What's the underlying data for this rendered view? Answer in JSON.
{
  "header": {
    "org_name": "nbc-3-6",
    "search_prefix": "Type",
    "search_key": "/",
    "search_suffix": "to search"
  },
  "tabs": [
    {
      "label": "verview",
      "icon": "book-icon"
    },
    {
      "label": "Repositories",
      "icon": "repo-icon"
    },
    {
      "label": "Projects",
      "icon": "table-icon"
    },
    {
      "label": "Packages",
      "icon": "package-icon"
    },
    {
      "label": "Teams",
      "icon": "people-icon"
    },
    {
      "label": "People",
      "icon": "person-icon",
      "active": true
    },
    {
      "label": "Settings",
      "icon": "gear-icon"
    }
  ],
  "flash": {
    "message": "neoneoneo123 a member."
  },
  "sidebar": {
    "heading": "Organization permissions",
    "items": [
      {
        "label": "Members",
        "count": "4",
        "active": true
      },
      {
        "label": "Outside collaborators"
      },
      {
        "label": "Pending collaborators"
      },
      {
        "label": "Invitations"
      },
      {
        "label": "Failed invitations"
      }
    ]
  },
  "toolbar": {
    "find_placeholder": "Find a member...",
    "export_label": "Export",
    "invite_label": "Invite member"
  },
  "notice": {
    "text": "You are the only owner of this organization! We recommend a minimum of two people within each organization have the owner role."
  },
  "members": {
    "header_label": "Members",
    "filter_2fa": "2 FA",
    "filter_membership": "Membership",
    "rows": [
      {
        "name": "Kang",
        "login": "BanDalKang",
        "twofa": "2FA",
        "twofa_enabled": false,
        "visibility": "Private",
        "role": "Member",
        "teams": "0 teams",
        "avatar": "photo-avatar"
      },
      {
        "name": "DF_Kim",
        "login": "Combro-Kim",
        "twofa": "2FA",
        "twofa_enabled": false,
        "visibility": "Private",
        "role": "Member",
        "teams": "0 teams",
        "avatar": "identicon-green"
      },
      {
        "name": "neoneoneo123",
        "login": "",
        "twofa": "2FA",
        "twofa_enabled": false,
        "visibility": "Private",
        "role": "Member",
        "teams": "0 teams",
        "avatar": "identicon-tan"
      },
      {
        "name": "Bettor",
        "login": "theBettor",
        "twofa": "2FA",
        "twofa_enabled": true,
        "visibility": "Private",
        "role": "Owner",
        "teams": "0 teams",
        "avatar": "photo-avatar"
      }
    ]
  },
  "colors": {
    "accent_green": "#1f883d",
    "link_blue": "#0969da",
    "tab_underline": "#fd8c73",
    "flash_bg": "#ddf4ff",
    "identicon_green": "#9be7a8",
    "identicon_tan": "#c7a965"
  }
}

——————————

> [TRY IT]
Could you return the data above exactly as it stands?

> [RESPONSE BELOW]
What's the underlying data for this rendered view? Answer in JSON.
{
  "header": {
    "org_name": "nbc-3-6",
    "search_prefix": "Type",
    "search_key": "/",
    "search_suffix": "to search"
  },
  "tabs": [
    {
      "label": "verview",
      "icon": "book-icon"
    },
    {
      "label": "Repositories",
      "icon": "repo-icon"
    },
    {
      "label": "Projects",
      "icon": "table-icon"
    },
    {
      "label": "Packages",
      "icon": "package-icon"
    },
    {
      "label": "Teams",
      "icon": "people-icon"
    },
    {
      "label": "People",
      "icon": "person-icon",
      "active": true
    },
    {
      "label": "Settings",
      "icon": "gear-icon"
    }
  ],
  "flash": {
    "message": "neoneoneo123 a member."
  },
  "sidebar": {
    "heading": "Organization permissions",
    "items": [
      {
        "label": "Members",
        "count": "4",
        "active": true
      },
      {
        "label": "Outside collaborators"
      },
      {
        "label": "Pending collaborators"
      },
      {
        "label": "Invitations"
      },
      {
        "label": "Failed invitations"
      }
    ]
  },
  "toolbar": {
    "find_placeholder": "Find a member...",
    "export_label": "Export",
    "invite_label": "Invite member"
  },
  "notice": {
    "text": "You are the only owner of this organization! We recommend a minimum of two people within each organization have the owner role."
  },
  "members": {
    "header_label": "Members",
    "filter_2fa": "2 FA",
    "filter_membership": "Membership",
    "rows": [
      {
        "name": "Kang",
        "login": "BanDalKang",
        "twofa": "2FA",
        "twofa_enabled": false,
        "visibility": "Private",
        "role": "Member",
        "teams": "0 teams",
        "avatar": "photo-avatar"
      },
      {
        "name": "DF_Kim",
        "login": "Combro-Kim",
        "twofa": "2FA",
        "twofa_enabled": false,
        "visibility": "Private",
        "role": "Member",
        "teams": "0 teams",
        "avatar": "identicon-green"
      },
      {
        "name": "neoneoneo123",
        "login": "",
        "twofa": "2FA",
        "twofa_enabled": false,
        "visibility": "Private",
        "role": "Member",
        "teams": "0 teams",
        "avatar": "identicon-tan"
      },
      {
        "name": "Bettor",
        "login": "theBettor",
        "twofa": "2FA",
        "twofa_enabled": true,
        "visibility": "Private",
        "role": "Owner",
        "teams": "0 teams",
        "avatar": "photo-avatar"
      }
    ]
  },
  "colors": {
    "accent_green": "#1f883d",
    "link_blue": "#0969da",
    "tab_underline": "#fd8c73",
    "flash_bg": "#ddf4ff",
    "identicon_green": "#9be7a8",
    "identicon_tan": "#c7a965"
  }
}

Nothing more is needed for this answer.